On the political determinants of labor income tax progressivity

Nora Strecker


Since the economic and financial crisis of 2008/09, the world has seen a surge in the discomfort of electorates around the world, which materialized in changing political majorities and less predictable decisions flowing from direct democracy. Economists and political scientists concur that a change in the perceived income and wealth inequality in conjunction with an increased competition for resources may be part of the equation explaining this phenomenon.

Clearly, what should matter to households in this regard the most, beyond changes in consumer prices, are disposable, after-tax nominal incomes. While data on assets, incomes, and their distribution prior to taxation become more available, the profession has lacked a holistic, global view on how gross earnings are mapped into disposable income through labor income taxation and how this mapping has changed over past decades.

The present paper aims to fill this gap by introducing and describing a data set of unprecedented size and detail covering personal labor income tax calculators and statutory tax codes for 251 countries and territories for the years 1980-2012. The tax calculators provide data on effective average and effective marginal tax rates for archetypal household varieties and allow for adjustment in the earnings status of two spouses, account for the deductions, credits and allowances that accrue to workers, spouses, and their children.

Beyond presenting an overview of this data, the paper explores the impact of standard political factors on different measures of labor income tax progressivity.
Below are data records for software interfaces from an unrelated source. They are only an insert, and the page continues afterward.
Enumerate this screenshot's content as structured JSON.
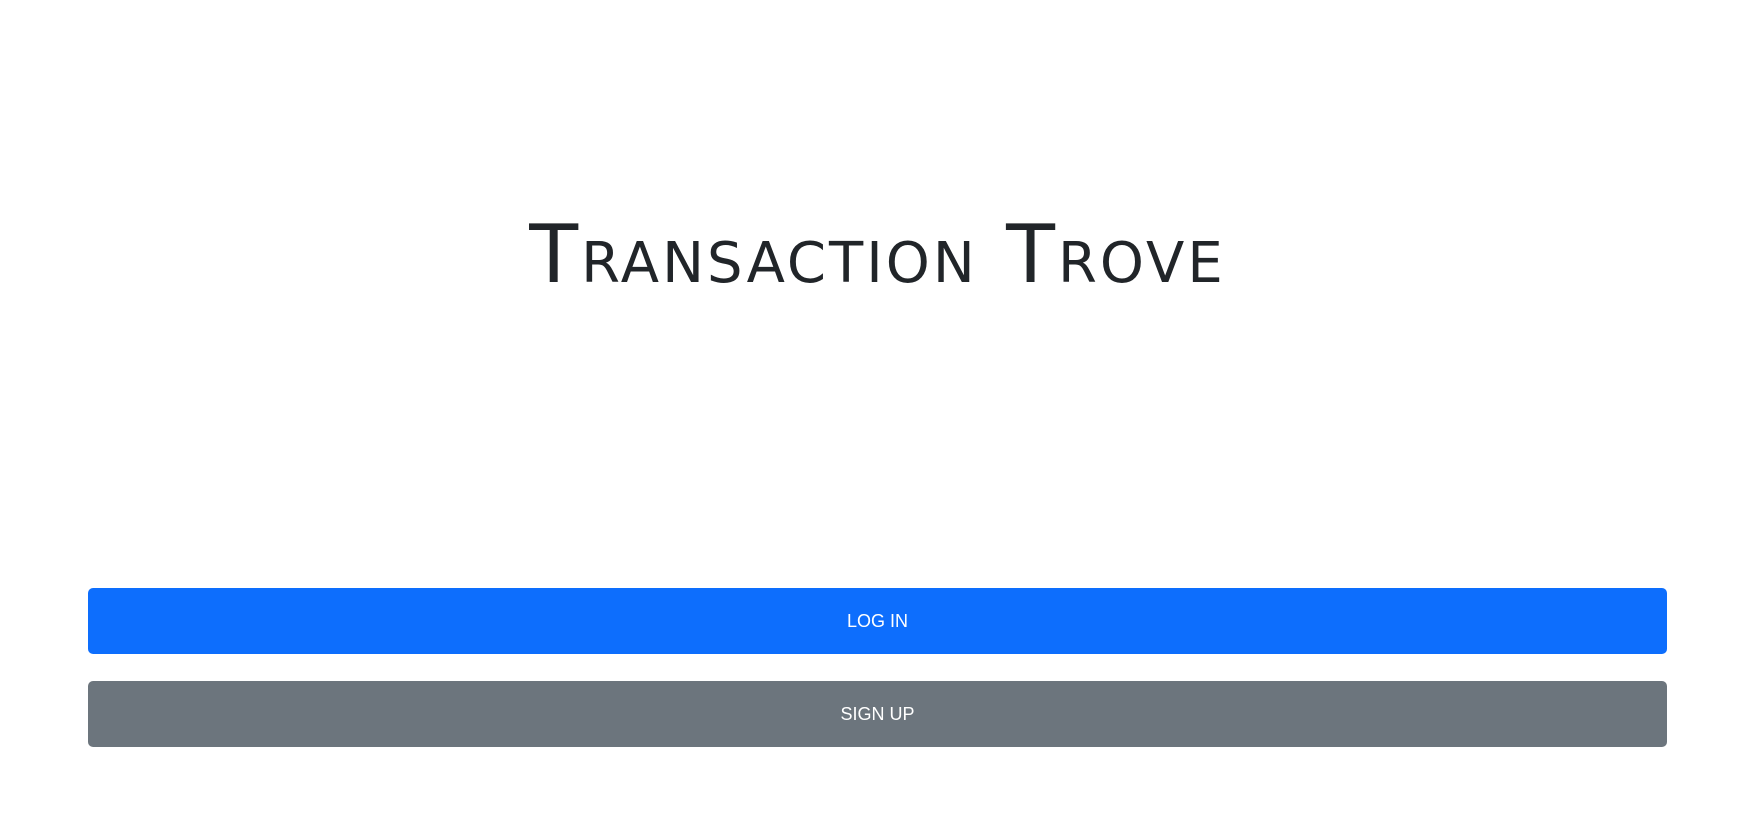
{
  "header": {
    "title": "Transaction Trove"
  },
  "actions": {
    "login_label": "LOG IN",
    "signup_label": "SIGN UP"
  },
  "colors": {
    "primary": "#0d6efd",
    "secondary": "#6c757d",
    "title_text": "#212529",
    "background": "#ffffff"
  }
}
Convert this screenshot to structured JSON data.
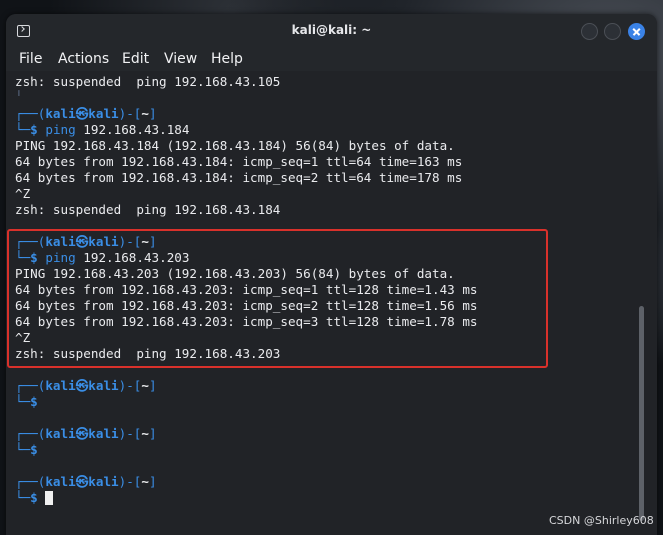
{
  "window": {
    "title": "kali@kali: ~"
  },
  "menu": [
    "File",
    "Actions",
    "Edit",
    "View",
    "Help"
  ],
  "prompt": {
    "user": "kali",
    "at": "㉿",
    "host": "kali",
    "dir": "~",
    "open": "┌──(",
    "close": ")-[",
    "close2": "]",
    "arrow": "└─",
    "dollar": "$"
  },
  "terminal": {
    "line0": "zsh: suspended  ping 192.168.43.105",
    "line1_partial": "─$ ",
    "cmd_184": "ping",
    "cmd_184_arg": " 192.168.43.184",
    "out_184": [
      "PING 192.168.43.184 (192.168.43.184) 56(84) bytes of data.",
      "64 bytes from 192.168.43.184: icmp_seq=1 ttl=64 time=163 ms",
      "64 bytes from 192.168.43.184: icmp_seq=2 ttl=64 time=178 ms",
      "^Z",
      "zsh: suspended  ping 192.168.43.184"
    ],
    "cmd_203": "ping",
    "cmd_203_arg": " 192.168.43.203",
    "out_203": [
      "PING 192.168.43.203 (192.168.43.203) 56(84) bytes of data.",
      "64 bytes from 192.168.43.203: icmp_seq=1 ttl=128 time=1.43 ms",
      "64 bytes from 192.168.43.203: icmp_seq=2 ttl=128 time=1.56 ms",
      "64 bytes from 192.168.43.203: icmp_seq=3 ttl=128 time=1.78 ms",
      "^Z",
      "zsh: suspended  ping 192.168.43.203"
    ]
  },
  "watermark": "CSDN @Shirley608",
  "colors": {
    "prompt_blue": "#3a8ee6",
    "highlight_red": "#d9312b",
    "terminal_bg": "#212327"
  }
}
This analysis focuses on the built-in progressivity among single, male earners; however, a robustness check expands to consider all households along the income distribution.